Web page and app entries:
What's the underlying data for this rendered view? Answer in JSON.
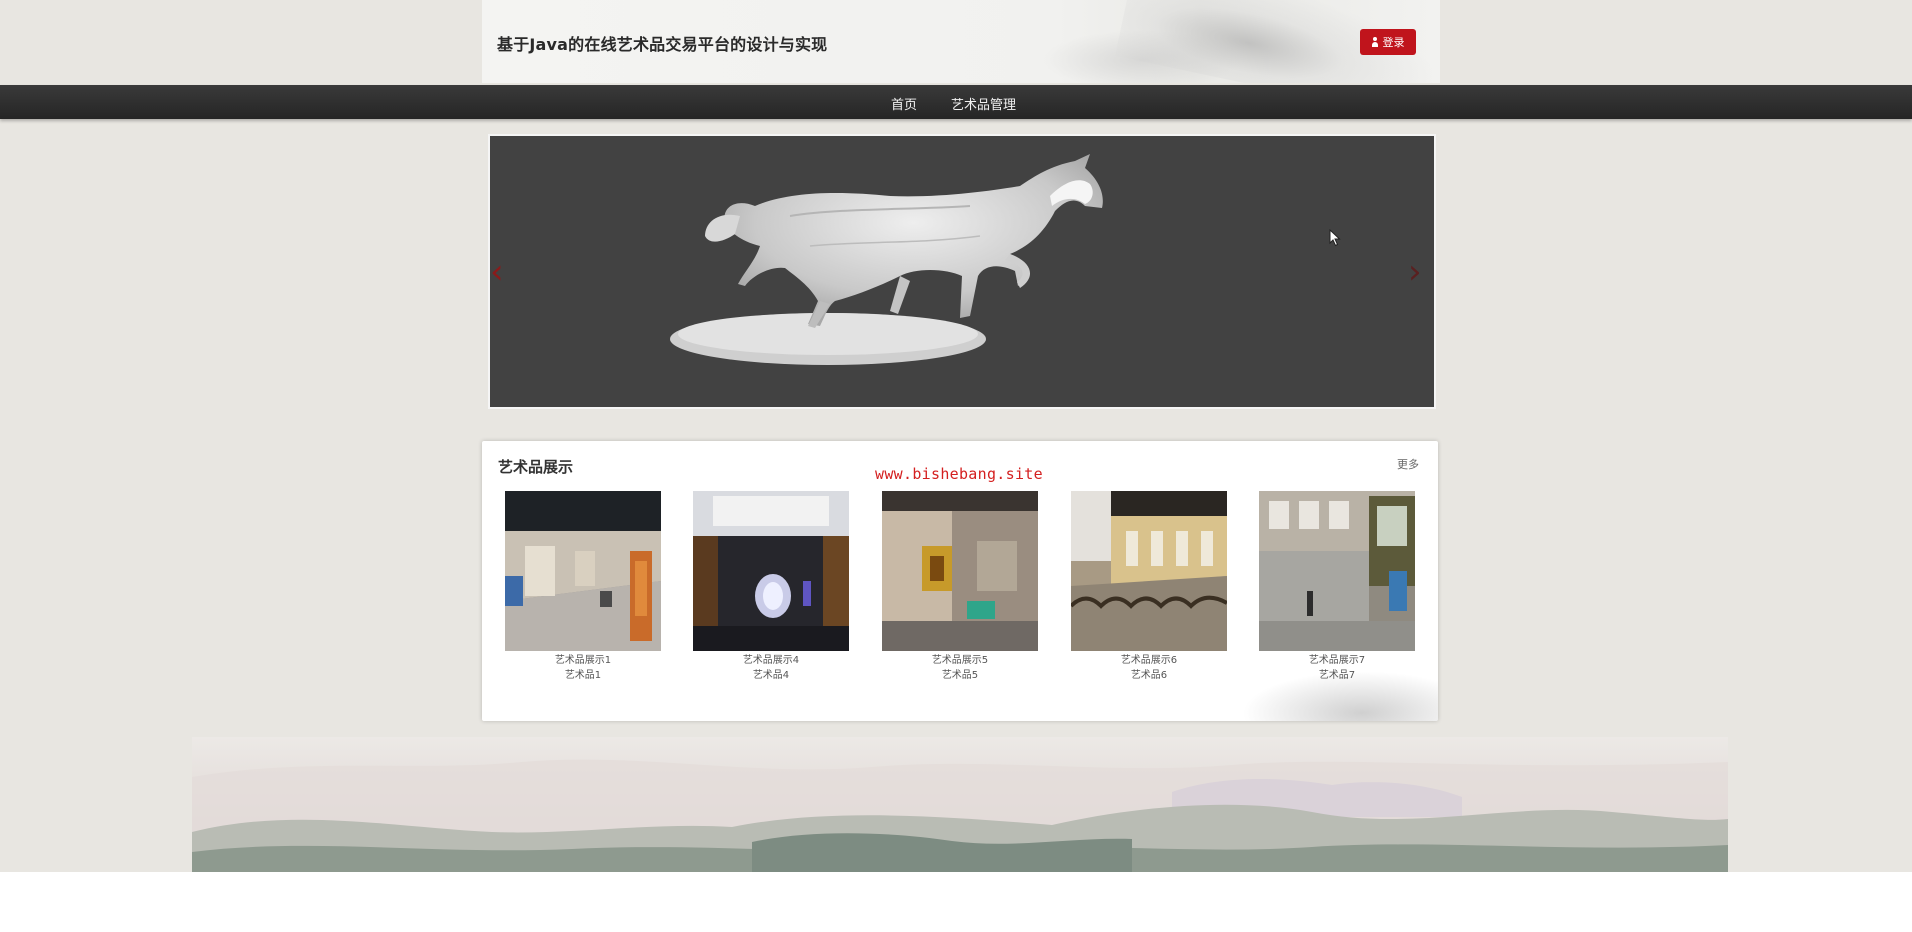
{
  "header": {
    "title": "基于Java的在线艺术品交易平台的设计与实现",
    "login_label": "登录"
  },
  "nav": {
    "items": [
      {
        "label": "首页"
      },
      {
        "label": "艺术品管理"
      }
    ]
  },
  "carousel": {
    "prev_icon": "chevron-left-icon",
    "next_icon": "chevron-right-icon",
    "prev_glyph": "‹",
    "next_glyph": "›"
  },
  "watermark": "www.bishebang.site",
  "showcase": {
    "title": "艺术品展示",
    "more_label": "更多",
    "items": [
      {
        "name": "艺术品展示1",
        "price": "艺术品1"
      },
      {
        "name": "艺术品展示4",
        "price": "艺术品4"
      },
      {
        "name": "艺术品展示5",
        "price": "艺术品5"
      },
      {
        "name": "艺术品展示6",
        "price": "艺术品6"
      },
      {
        "name": "艺术品展示7",
        "price": "艺术品7"
      }
    ]
  },
  "colors": {
    "accent": "#c0141c",
    "nav_bg": "#2b2b2b",
    "page_bg": "#e8e6e1"
  }
}
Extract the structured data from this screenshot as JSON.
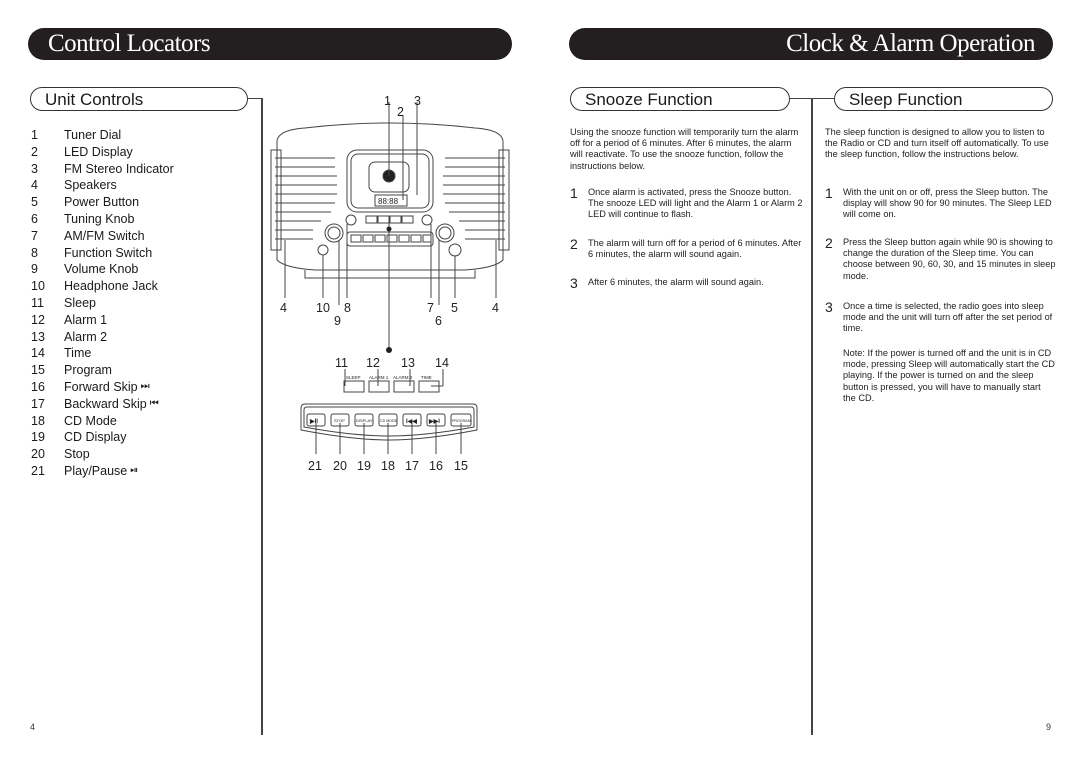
{
  "left_page": {
    "banner_title": "Control Locators",
    "section_title": "Unit Controls",
    "controls": [
      {
        "num": "1",
        "label": "Tuner Dial"
      },
      {
        "num": "2",
        "label": "LED Display"
      },
      {
        "num": "3",
        "label": "FM Stereo Indicator"
      },
      {
        "num": "4",
        "label": "Speakers"
      },
      {
        "num": "5",
        "label": "Power Button"
      },
      {
        "num": "6",
        "label": "Tuning Knob"
      },
      {
        "num": "7",
        "label": "AM/FM Switch"
      },
      {
        "num": "8",
        "label": "Function Switch"
      },
      {
        "num": "9",
        "label": "Volume Knob"
      },
      {
        "num": "10",
        "label": "Headphone Jack"
      },
      {
        "num": "11",
        "label": "Sleep"
      },
      {
        "num": "12",
        "label": "Alarm 1"
      },
      {
        "num": "13",
        "label": "Alarm 2"
      },
      {
        "num": "14",
        "label": "Time"
      },
      {
        "num": "15",
        "label": "Program"
      },
      {
        "num": "16",
        "label": "Forward Skip",
        "icon": "forward-skip-icon",
        "glyph": "⏭"
      },
      {
        "num": "17",
        "label": "Backward Skip",
        "icon": "backward-skip-icon",
        "glyph": "⏮"
      },
      {
        "num": "18",
        "label": "CD Mode"
      },
      {
        "num": "19",
        "label": "CD Display"
      },
      {
        "num": "20",
        "label": "Stop"
      },
      {
        "num": "21",
        "label": "Play/Pause",
        "icon": "play-pause-icon",
        "glyph": "⏯"
      }
    ],
    "diagram": {
      "top_callouts": [
        "1",
        "2",
        "3"
      ],
      "bottom_callouts_row1": [
        "4",
        "10",
        "8",
        "7",
        "5",
        "4"
      ],
      "bottom_callouts_row2": [
        "9",
        "6"
      ],
      "lcd_text": "88:88",
      "alarm_panel_callouts": [
        "11",
        "12",
        "13",
        "14"
      ],
      "alarm_panel_buttons": [
        "SLEEP",
        "ALARM 1",
        "ALARM 2",
        "TIME"
      ],
      "cd_panel_buttons": [
        "▶II",
        "STOP",
        "DISPLAY",
        "CD MODE",
        "I◀◀",
        "▶▶I",
        "PROGRAM"
      ],
      "cd_panel_callouts": [
        "21",
        "20",
        "19",
        "18",
        "17",
        "16",
        "15"
      ]
    },
    "page_number": "4"
  },
  "right_page": {
    "banner_title": "Clock & Alarm Operation",
    "snooze": {
      "title": "Snooze Function",
      "intro": "Using the snooze function will temporarily turn the alarm off for a period of 6 minutes. After 6 minutes, the alarm will reactivate.  To use the snooze function, follow the instructions below.",
      "steps": [
        {
          "num": "1",
          "text": "Once alarm is activated, press the Snooze button.  The snooze LED will light and the Alarm 1 or Alarm 2 LED will continue to flash."
        },
        {
          "num": "2",
          "text": "The alarm will turn off for a period of 6 minutes. After 6 minutes, the alarm will sound again."
        },
        {
          "num": "3",
          "text": "After 6 minutes, the alarm will sound again."
        }
      ]
    },
    "sleep": {
      "title": "Sleep Function",
      "intro": "The sleep function is designed to allow you to listen to the Radio or CD and turn itself off automatically.  To use the sleep function, follow the instructions below.",
      "steps": [
        {
          "num": "1",
          "text": "With the unit on or off, press the Sleep button. The display will show 90 for 90 minutes. The Sleep LED will come on."
        },
        {
          "num": "2",
          "text": "Press the Sleep button again while 90 is showing to change the duration of the Sleep time. You can choose between 90, 60, 30, and 15 minutes in sleep mode."
        },
        {
          "num": "3",
          "text": "Once a time is selected, the radio goes into sleep mode and the unit will turn off after the set period of time."
        }
      ],
      "note": "Note:  If the power is turned off and the unit is in CD mode, pressing Sleep will automatically start the CD playing.  If the power is turned on and the sleep button is pressed, you will have to manually start the CD."
    },
    "page_number": "9"
  }
}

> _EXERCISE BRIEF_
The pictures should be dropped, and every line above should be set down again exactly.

> _RESULT OF THE EXERCISE_
What's the underlying data for this rendered view? Answer in JSON.
{
  "header": {
    "title": "基于Java的在线艺术品交易平台的设计与实现",
    "login_label": "登录"
  },
  "nav": {
    "items": [
      {
        "label": "首页"
      },
      {
        "label": "艺术品管理"
      }
    ]
  },
  "carousel": {
    "prev_icon": "chevron-left-icon",
    "next_icon": "chevron-right-icon",
    "prev_glyph": "‹",
    "next_glyph": "›"
  },
  "watermark": "www.bishebang.site",
  "showcase": {
    "title": "艺术品展示",
    "more_label": "更多",
    "items": [
      {
        "name": "艺术品展示1",
        "price": "艺术品1"
      },
      {
        "name": "艺术品展示4",
        "price": "艺术品4"
      },
      {
        "name": "艺术品展示5",
        "price": "艺术品5"
      },
      {
        "name": "艺术品展示6",
        "price": "艺术品6"
      },
      {
        "name": "艺术品展示7",
        "price": "艺术品7"
      }
    ]
  },
  "colors": {
    "accent": "#c0141c",
    "nav_bg": "#2b2b2b",
    "page_bg": "#e8e6e1"
  }
}
Extract the structured data from this screenshot as JSON.
{
  "left_page": {
    "banner_title": "Control Locators",
    "section_title": "Unit Controls",
    "controls": [
      {
        "num": "1",
        "label": "Tuner Dial"
      },
      {
        "num": "2",
        "label": "LED Display"
      },
      {
        "num": "3",
        "label": "FM Stereo Indicator"
      },
      {
        "num": "4",
        "label": "Speakers"
      },
      {
        "num": "5",
        "label": "Power Button"
      },
      {
        "num": "6",
        "label": "Tuning Knob"
      },
      {
        "num": "7",
        "label": "AM/FM Switch"
      },
      {
        "num": "8",
        "label": "Function Switch"
      },
      {
        "num": "9",
        "label": "Volume Knob"
      },
      {
        "num": "10",
        "label": "Headphone Jack"
      },
      {
        "num": "11",
        "label": "Sleep"
      },
      {
        "num": "12",
        "label": "Alarm 1"
      },
      {
        "num": "13",
        "label": "Alarm 2"
      },
      {
        "num": "14",
        "label": "Time"
      },
      {
        "num": "15",
        "label": "Program"
      },
      {
        "num": "16",
        "label": "Forward Skip",
        "icon": "forward-skip-icon",
        "glyph": "⏭"
      },
      {
        "num": "17",
        "label": "Backward Skip",
        "icon": "backward-skip-icon",
        "glyph": "⏮"
      },
      {
        "num": "18",
        "label": "CD Mode"
      },
      {
        "num": "19",
        "label": "CD Display"
      },
      {
        "num": "20",
        "label": "Stop"
      },
      {
        "num": "21",
        "label": "Play/Pause",
        "icon": "play-pause-icon",
        "glyph": "⏯"
      }
    ],
    "diagram": {
      "top_callouts": [
        "1",
        "2",
        "3"
      ],
      "bottom_callouts_row1": [
        "4",
        "10",
        "8",
        "7",
        "5",
        "4"
      ],
      "bottom_callouts_row2": [
        "9",
        "6"
      ],
      "lcd_text": "88:88",
      "alarm_panel_callouts": [
        "11",
        "12",
        "13",
        "14"
      ],
      "alarm_panel_buttons": [
        "SLEEP",
        "ALARM 1",
        "ALARM 2",
        "TIME"
      ],
      "cd_panel_buttons": [
        "▶II",
        "STOP",
        "DISPLAY",
        "CD MODE",
        "I◀◀",
        "▶▶I",
        "PROGRAM"
      ],
      "cd_panel_callouts": [
        "21",
        "20",
        "19",
        "18",
        "17",
        "16",
        "15"
      ]
    },
    "page_number": "4"
  },
  "right_page": {
    "banner_title": "Clock & Alarm Operation",
    "snooze": {
      "title": "Snooze Function",
      "intro": "Using the snooze function will temporarily turn the alarm off for a period of 6 minutes. After 6 minutes, the alarm will reactivate.  To use the snooze function, follow the instructions below.",
      "steps": [
        {
          "num": "1",
          "text": "Once alarm is activated, press the Snooze button.  The snooze LED will light and the Alarm 1 or Alarm 2 LED will continue to flash."
        },
        {
          "num": "2",
          "text": "The alarm will turn off for a period of 6 minutes. After 6 minutes, the alarm will sound again."
        },
        {
          "num": "3",
          "text": "After 6 minutes, the alarm will sound again."
        }
      ]
    },
    "sleep": {
      "title": "Sleep Function",
      "intro": "The sleep function is designed to allow you to listen to the Radio or CD and turn itself off automatically.  To use the sleep function, follow the instructions below.",
      "steps": [
        {
          "num": "1",
          "text": "With the unit on or off, press the Sleep button. The display will show 90 for 90 minutes. The Sleep LED will come on."
        },
        {
          "num": "2",
          "text": "Press the Sleep button again while 90 is showing to change the duration of the Sleep time. You can choose between 90, 60, 30, and 15 minutes in sleep mode."
        },
        {
          "num": "3",
          "text": "Once a time is selected, the radio goes into sleep mode and the unit will turn off after the set period of time."
        }
      ],
      "note": "Note:  If the power is turned off and the unit is in CD mode, pressing Sleep will automatically start the CD playing.  If the power is turned on and the sleep button is pressed, you will have to manually start the CD."
    },
    "page_number": "9"
  }
}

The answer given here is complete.